I'd like to thank everybody who has sent me questions about their tax debt problems. I'd like to share some of the more common questions so that you can avoid tax debt.
I've been told that you can get your IRS debt wiped out if you were divorced and the debt was because of something your ex did. Is that true?
Yes, it's called Innocent Spouse Relief. It can be claimed under certain circumstances such as: the debt had to have primarily been the ex-spouses, you didn't know about the debt, or your ex-spouse was abusive to you. Under those circumstances, you can apply for Innocent Spouse and have your tax debt removed.
I have an IRS tax debt and I have no problem paying it off, but I don't think I should pay the interest or penalties. What can I do to get out of paying those?

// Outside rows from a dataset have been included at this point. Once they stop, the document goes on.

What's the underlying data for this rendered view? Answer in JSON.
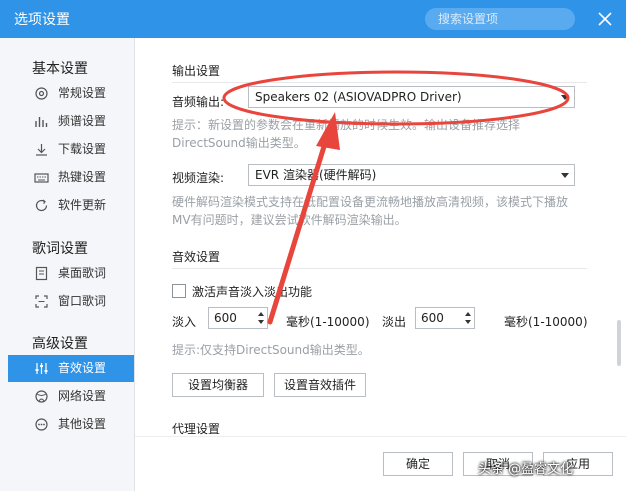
{
  "window": {
    "title": "选项设置",
    "search_placeholder": "搜索设置项"
  },
  "sidebar": {
    "groups": [
      {
        "title": "基本设置",
        "items": [
          {
            "label": "常规设置",
            "icon": "gear-icon"
          },
          {
            "label": "频谱设置",
            "icon": "bars-icon"
          },
          {
            "label": "下载设置",
            "icon": "download-icon"
          },
          {
            "label": "热键设置",
            "icon": "keyboard-icon"
          },
          {
            "label": "软件更新",
            "icon": "refresh-icon"
          }
        ]
      },
      {
        "title": "歌词设置",
        "items": [
          {
            "label": "桌面歌词",
            "icon": "desktop-lyrics-icon"
          },
          {
            "label": "窗口歌词",
            "icon": "window-lyrics-icon"
          }
        ]
      },
      {
        "title": "高级设置",
        "items": [
          {
            "label": "音效设置",
            "icon": "equalizer-icon",
            "active": true
          },
          {
            "label": "网络设置",
            "icon": "globe-icon"
          },
          {
            "label": "其他设置",
            "icon": "more-icon"
          }
        ]
      }
    ]
  },
  "output": {
    "section_title": "输出设置",
    "audio_label": "音频输出:",
    "audio_value": "Speakers 02 (ASIOVADPRO Driver)",
    "audio_hint_1": "提示：新设置的参数会在重新播放的时候生效。输出设备推荐选择",
    "audio_hint_2": "DirectSound输出类型。",
    "video_label": "视频渲染:",
    "video_value": "EVR 渲染器(硬件解码)",
    "video_hint_1": "硬件解码渲染模式支持在低配置设备更流畅地播放高清视频，该模式下播放",
    "video_hint_2": "MV有问题时，建议尝试软件解码渲染输出。"
  },
  "effects": {
    "section_title": "音效设置",
    "fade_checkbox_label": "激活声音淡入淡出功能",
    "fade_in_label": "淡入",
    "fade_in_value": "600",
    "fade_in_unit": "毫秒(1-10000)",
    "fade_out_label": "淡出",
    "fade_out_value": "600",
    "fade_out_unit": "毫秒(1-10000)",
    "hint": "提示:仅支持DirectSound输出类型。",
    "equalizer_button": "设置均衡器",
    "plugin_button": "设置音效插件"
  },
  "proxy": {
    "section_title": "代理设置"
  },
  "footer": {
    "ok_button": "确定",
    "cancel_button": "取消",
    "apply_button": "应用"
  },
  "watermark": "头条 @盈睿文化",
  "colors": {
    "accent": "#2f93e8",
    "annotation_red": "#e8453c"
  }
}
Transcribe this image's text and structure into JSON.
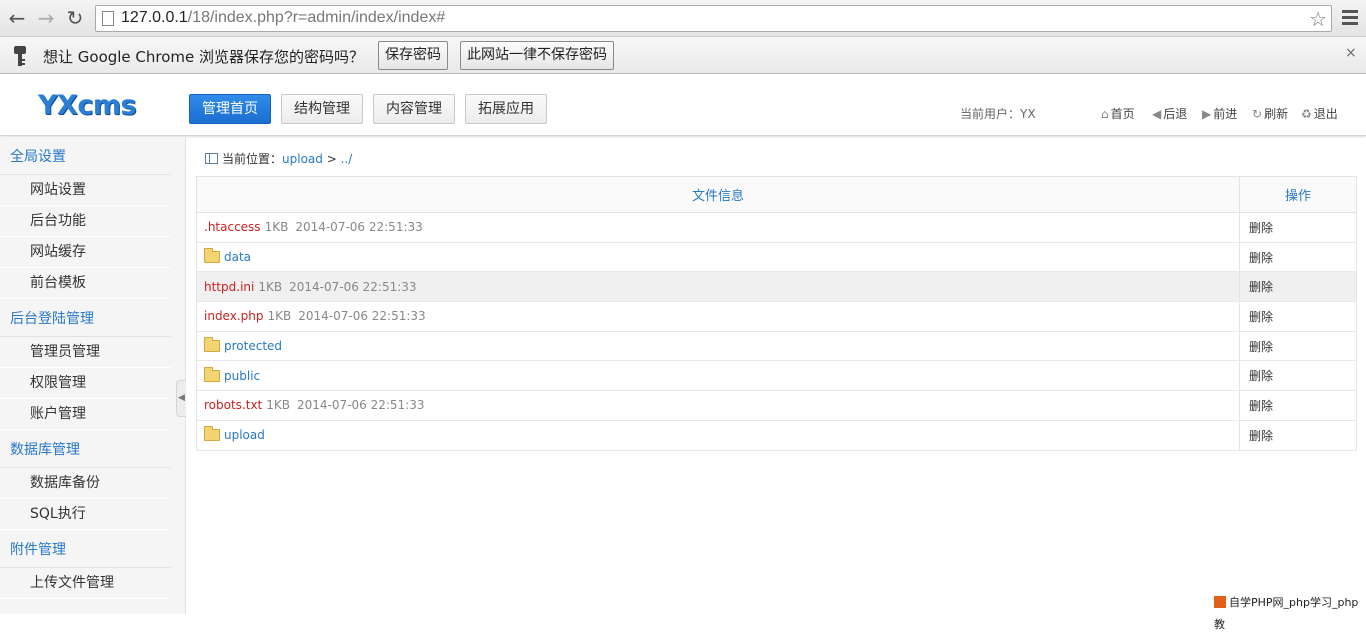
{
  "browser": {
    "url_host": "127.0.0.1",
    "url_rest": "/18/index.php?r=admin/index/index#"
  },
  "infobar": {
    "message": "想让 Google Chrome 浏览器保存您的密码吗？",
    "save_label": "保存密码",
    "never_label": "此网站一律不保存密码",
    "close": "×"
  },
  "header": {
    "logo": "YXcms",
    "nav": [
      "管理首页",
      "结构管理",
      "内容管理",
      "拓展应用"
    ],
    "current_user": "当前用户：YX",
    "links": [
      "首页",
      "后退",
      "前进",
      "刷新",
      "退出"
    ]
  },
  "sidebar": {
    "sections": [
      {
        "title": "全局设置",
        "items": [
          "网站设置",
          "后台功能",
          "网站缓存",
          "前台模板"
        ]
      },
      {
        "title": "后台登陆管理",
        "items": [
          "管理员管理",
          "权限管理",
          "账户管理"
        ]
      },
      {
        "title": "数据库管理",
        "items": [
          "数据库备份",
          "SQL执行"
        ]
      },
      {
        "title": "附件管理",
        "items": [
          "上传文件管理"
        ]
      }
    ]
  },
  "breadcrumb": {
    "label": "当前位置：",
    "path1": "upload",
    "sep": ">",
    "path2": "../"
  },
  "table": {
    "col_info": "文件信息",
    "col_op": "操作",
    "rows": [
      {
        "name": ".htaccess",
        "type": "file",
        "size": "1KB",
        "time": "2014-07-06 22:51:33",
        "op": "删除"
      },
      {
        "name": "data",
        "type": "dir",
        "op": "删除"
      },
      {
        "name": "httpd.ini",
        "type": "file",
        "size": "1KB",
        "time": "2014-07-06 22:51:33",
        "op": "删除"
      },
      {
        "name": "index.php",
        "type": "file",
        "size": "1KB",
        "time": "2014-07-06 22:51:33",
        "op": "删除"
      },
      {
        "name": "protected",
        "type": "dir",
        "op": "删除"
      },
      {
        "name": "public",
        "type": "dir",
        "op": "删除"
      },
      {
        "name": "robots.txt",
        "type": "file",
        "size": "1KB",
        "time": "2014-07-06 22:51:33",
        "op": "删除"
      },
      {
        "name": "upload",
        "type": "dir",
        "op": "删除"
      }
    ]
  },
  "watermark": "自学PHP网_php学习_php教"
}
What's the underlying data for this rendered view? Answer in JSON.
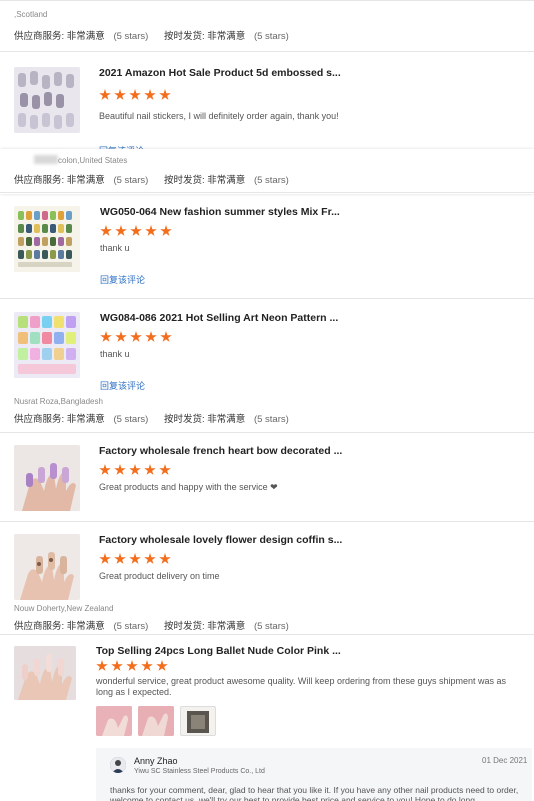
{
  "block1": {
    "location": ",Scotland",
    "supplier_service_label": "供应商服务:",
    "supplier_service_value": "非常满意",
    "supplier_service_stars": "(5 stars)",
    "ontime_label": "按时发货:",
    "ontime_value": "非常满意",
    "ontime_stars": "(5 stars)",
    "product_title": "2021 Amazon Hot Sale Product 5d embossed s...",
    "rating": 5,
    "comment": "Beautiful nail stickers, I will definitely order again, thank you!",
    "reply_link": "回复该评论"
  },
  "block2": {
    "location": "colon,United States",
    "supplier_service_label": "供应商服务:",
    "supplier_service_value": "非常满意",
    "supplier_service_stars": "(5 stars)",
    "ontime_label": "按时发货:",
    "ontime_value": "非常满意",
    "ontime_stars": "(5 stars)",
    "items": [
      {
        "title": "WG050-064 New fashion summer styles Mix Fr...",
        "rating": 5,
        "comment": "thank u",
        "reply_link": "回复该评论"
      },
      {
        "title": "WG084-086 2021 Hot Selling Art Neon Pattern ...",
        "rating": 5,
        "comment": "thank u",
        "reply_link": "回复该评论"
      }
    ]
  },
  "block3": {
    "location": "Nusrat Roza,Bangladesh",
    "supplier_service_label": "供应商服务:",
    "supplier_service_value": "非常满意",
    "supplier_service_stars": "(5 stars)",
    "ontime_label": "按时发货:",
    "ontime_value": "非常满意",
    "ontime_stars": "(5 stars)",
    "items": [
      {
        "title": "Factory wholesale french heart bow decorated ...",
        "rating": 5,
        "comment": "Great products and happy with the service ❤"
      },
      {
        "title": "Factory wholesale lovely flower design coffin s...",
        "rating": 5,
        "comment": "Great product delivery on time"
      }
    ]
  },
  "block4": {
    "location": "Nouw Doherty,New Zealand",
    "supplier_service_label": "供应商服务:",
    "supplier_service_value": "非常满意",
    "supplier_service_stars": "(5 stars)",
    "ontime_label": "按时发货:",
    "ontime_value": "非常满意",
    "ontime_stars": "(5 stars)",
    "product_title": "Top Selling 24pcs Long Ballet Nude Color Pink ...",
    "rating": 5,
    "comment": "wonderful service, great product awesome quality. Will keep ordering from these guys shipment was as long as I expected.",
    "reply": {
      "name": "Anny Zhao",
      "company": "Yiwu SC Stainless Steel Products Co., Ltd",
      "date": "01 Dec 2021",
      "text": "thanks for your comment, dear, glad to hear that you like it. If you have any other nail products need to order, welcome to contact us, we'll try our best to provide best price and service to you!  Hope to do long"
    }
  },
  "colors": {
    "star": "#f26d1c",
    "link": "#2c6fc5",
    "divider": "#e5e5e5"
  }
}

There's nothing you can do about IRS interest. The only way to pay less interest is to pay the debt off quicker. Now, you can get the penalties (and in rare circumstances, interest that has already accrued) removed from your IRS debt under special circumstances that I refer to as catastrophic events. Some of the situations that the IRS will take into consideration are: drug and alcohol abuse; a death in the family; a life threatening disease or medical condition; and embezzlement or theft for businesses.
I'm in a monthly payment plan with the IRS. If I skip a month, but make it up the next month, will the IRS do anything to me?
The IRS will do plenty. If you miss a scheduled payment, the IRS considers you to be in default of your payment agreement. They immediately send you an "intent to levy" notice, and you have 30 days to appeal your payment arrangement. If you default a second time, the IRS will not renegotiate a payment plan, and you will become the victim of an IRS wage or bank levy.
Can the IRS just come into my house and take whatever they want? Isn't that illegal?
The IRS doesn't just show up at your door. They do give you multiple chances to find a way to deal with your debt, so when they show up ready to seize your stuff, do not be surprised.
IRS revenue agents are able to get a "writ of entry" from a Federal Judge in order to enter your home and seize your assets. And just so you know, it is very easy for the IRS to get that writ, all they have to do is have the judge sign it.
Now you have the smoking gun... Use it!
Labels: Back Taxes